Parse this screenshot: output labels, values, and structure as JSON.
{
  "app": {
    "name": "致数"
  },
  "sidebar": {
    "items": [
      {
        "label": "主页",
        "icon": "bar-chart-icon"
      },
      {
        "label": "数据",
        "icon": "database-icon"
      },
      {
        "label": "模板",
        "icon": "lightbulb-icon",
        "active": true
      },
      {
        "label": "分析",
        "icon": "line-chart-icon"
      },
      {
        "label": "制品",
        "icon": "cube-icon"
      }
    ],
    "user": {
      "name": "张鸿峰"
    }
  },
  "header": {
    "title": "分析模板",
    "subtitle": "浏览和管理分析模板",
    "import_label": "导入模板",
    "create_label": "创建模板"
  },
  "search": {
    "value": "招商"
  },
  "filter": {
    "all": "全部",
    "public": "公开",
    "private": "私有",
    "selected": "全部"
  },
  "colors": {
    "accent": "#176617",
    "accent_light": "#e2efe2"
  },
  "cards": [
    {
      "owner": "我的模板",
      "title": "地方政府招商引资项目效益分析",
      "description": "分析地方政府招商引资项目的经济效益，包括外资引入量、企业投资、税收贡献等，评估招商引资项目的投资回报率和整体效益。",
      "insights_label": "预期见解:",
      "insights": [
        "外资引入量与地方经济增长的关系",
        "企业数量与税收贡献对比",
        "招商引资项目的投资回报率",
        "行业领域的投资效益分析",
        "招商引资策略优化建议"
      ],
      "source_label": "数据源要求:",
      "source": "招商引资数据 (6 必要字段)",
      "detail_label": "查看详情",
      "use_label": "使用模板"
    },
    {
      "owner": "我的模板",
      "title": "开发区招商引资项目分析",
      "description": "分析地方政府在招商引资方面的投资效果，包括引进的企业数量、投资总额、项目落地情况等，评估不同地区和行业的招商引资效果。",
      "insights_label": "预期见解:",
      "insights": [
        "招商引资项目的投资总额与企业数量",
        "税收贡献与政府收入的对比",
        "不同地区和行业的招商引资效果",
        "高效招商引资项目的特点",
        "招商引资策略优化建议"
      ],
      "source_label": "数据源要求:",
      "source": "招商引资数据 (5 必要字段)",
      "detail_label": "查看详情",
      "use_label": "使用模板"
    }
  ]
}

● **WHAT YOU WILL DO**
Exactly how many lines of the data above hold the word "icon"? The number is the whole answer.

● **SOLUTION TO THIS PROBLEM**
5